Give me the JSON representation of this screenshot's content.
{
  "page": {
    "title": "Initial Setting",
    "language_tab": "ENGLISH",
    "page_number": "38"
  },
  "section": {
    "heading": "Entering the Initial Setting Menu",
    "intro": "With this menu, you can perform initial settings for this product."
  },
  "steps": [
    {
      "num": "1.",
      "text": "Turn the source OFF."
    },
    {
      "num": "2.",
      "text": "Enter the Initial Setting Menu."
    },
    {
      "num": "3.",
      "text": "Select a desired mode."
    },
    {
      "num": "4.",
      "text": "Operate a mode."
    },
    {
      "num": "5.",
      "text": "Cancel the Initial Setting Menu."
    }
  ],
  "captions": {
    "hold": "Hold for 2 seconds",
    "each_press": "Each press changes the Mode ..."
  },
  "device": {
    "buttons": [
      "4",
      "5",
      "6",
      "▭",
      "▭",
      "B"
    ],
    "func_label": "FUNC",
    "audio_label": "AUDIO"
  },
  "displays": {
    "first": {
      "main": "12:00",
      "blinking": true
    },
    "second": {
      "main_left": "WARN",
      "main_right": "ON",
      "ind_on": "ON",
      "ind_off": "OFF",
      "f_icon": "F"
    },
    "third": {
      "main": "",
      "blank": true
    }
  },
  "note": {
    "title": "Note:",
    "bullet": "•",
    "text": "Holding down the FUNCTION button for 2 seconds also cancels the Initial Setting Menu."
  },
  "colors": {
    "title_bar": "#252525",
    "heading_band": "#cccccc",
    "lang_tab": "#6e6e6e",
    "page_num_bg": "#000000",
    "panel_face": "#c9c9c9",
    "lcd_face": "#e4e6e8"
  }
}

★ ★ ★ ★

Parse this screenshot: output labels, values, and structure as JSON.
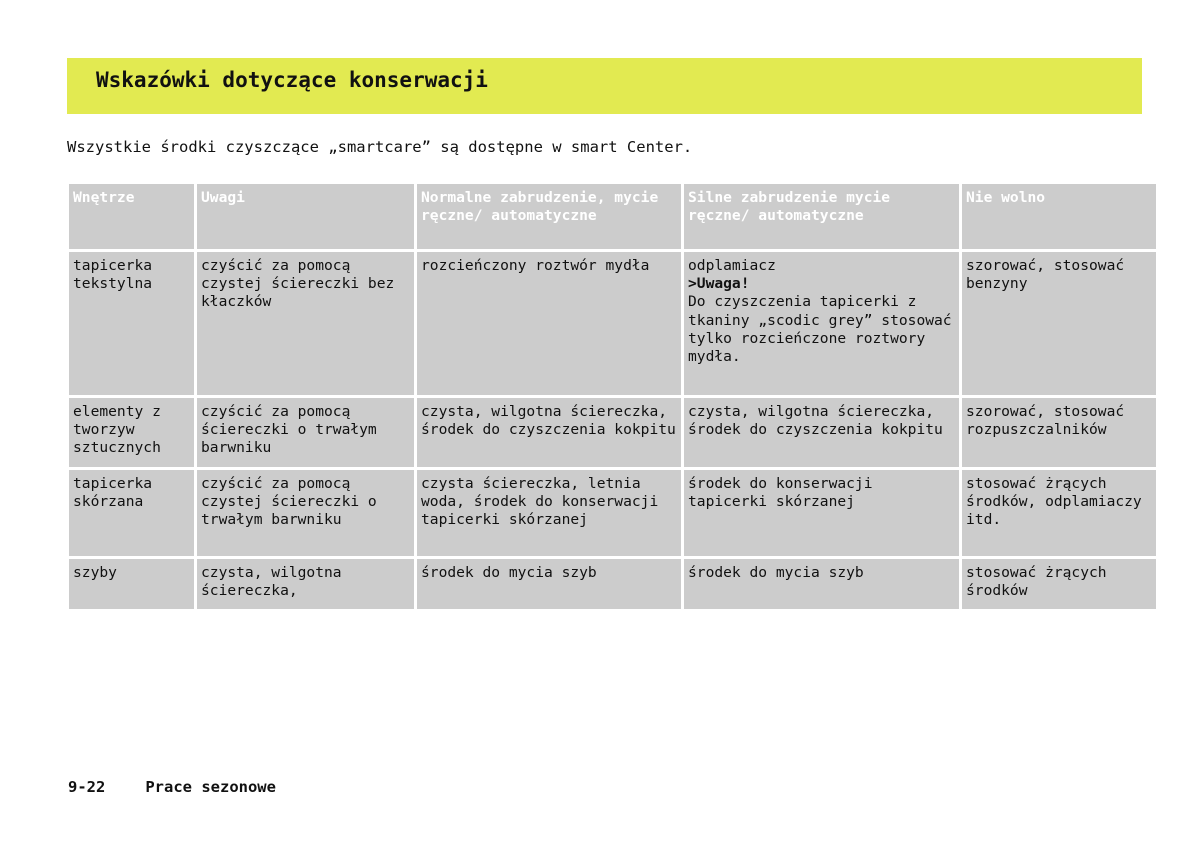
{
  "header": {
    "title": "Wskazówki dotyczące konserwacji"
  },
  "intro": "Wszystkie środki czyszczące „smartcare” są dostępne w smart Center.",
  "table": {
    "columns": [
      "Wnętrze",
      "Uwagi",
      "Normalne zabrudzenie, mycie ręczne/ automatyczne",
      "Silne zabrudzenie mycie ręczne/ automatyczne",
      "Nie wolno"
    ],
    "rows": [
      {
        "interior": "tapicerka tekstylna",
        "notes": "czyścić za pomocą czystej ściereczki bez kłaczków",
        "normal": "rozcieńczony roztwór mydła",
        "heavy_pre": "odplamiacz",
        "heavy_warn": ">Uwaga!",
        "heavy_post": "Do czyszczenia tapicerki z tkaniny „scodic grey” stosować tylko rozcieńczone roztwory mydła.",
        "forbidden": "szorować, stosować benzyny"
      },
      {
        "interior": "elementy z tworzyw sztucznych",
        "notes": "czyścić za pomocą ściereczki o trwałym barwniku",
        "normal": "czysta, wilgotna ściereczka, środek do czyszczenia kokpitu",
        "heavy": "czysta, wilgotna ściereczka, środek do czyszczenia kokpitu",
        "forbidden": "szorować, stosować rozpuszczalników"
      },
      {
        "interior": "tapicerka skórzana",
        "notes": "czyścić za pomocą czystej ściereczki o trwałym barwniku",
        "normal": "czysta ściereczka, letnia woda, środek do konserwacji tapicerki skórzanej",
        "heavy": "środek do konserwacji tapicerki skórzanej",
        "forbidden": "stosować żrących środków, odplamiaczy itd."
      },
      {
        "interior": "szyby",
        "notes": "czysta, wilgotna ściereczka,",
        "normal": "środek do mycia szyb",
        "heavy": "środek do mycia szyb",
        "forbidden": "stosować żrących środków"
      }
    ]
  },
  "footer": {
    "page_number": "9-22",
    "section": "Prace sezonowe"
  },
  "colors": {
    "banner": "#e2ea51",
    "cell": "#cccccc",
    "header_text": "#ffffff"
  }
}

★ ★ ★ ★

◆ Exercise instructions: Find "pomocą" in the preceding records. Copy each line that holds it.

◆ Answer to this task:
        "notes": "czyścić za pomocą czystej ściereczki bez kłaczków",
        "notes": "czyścić za pomocą ściereczki o trwałym barwniku",
        "notes": "czyścić za pomocą czystej ściereczki o trwałym barwniku",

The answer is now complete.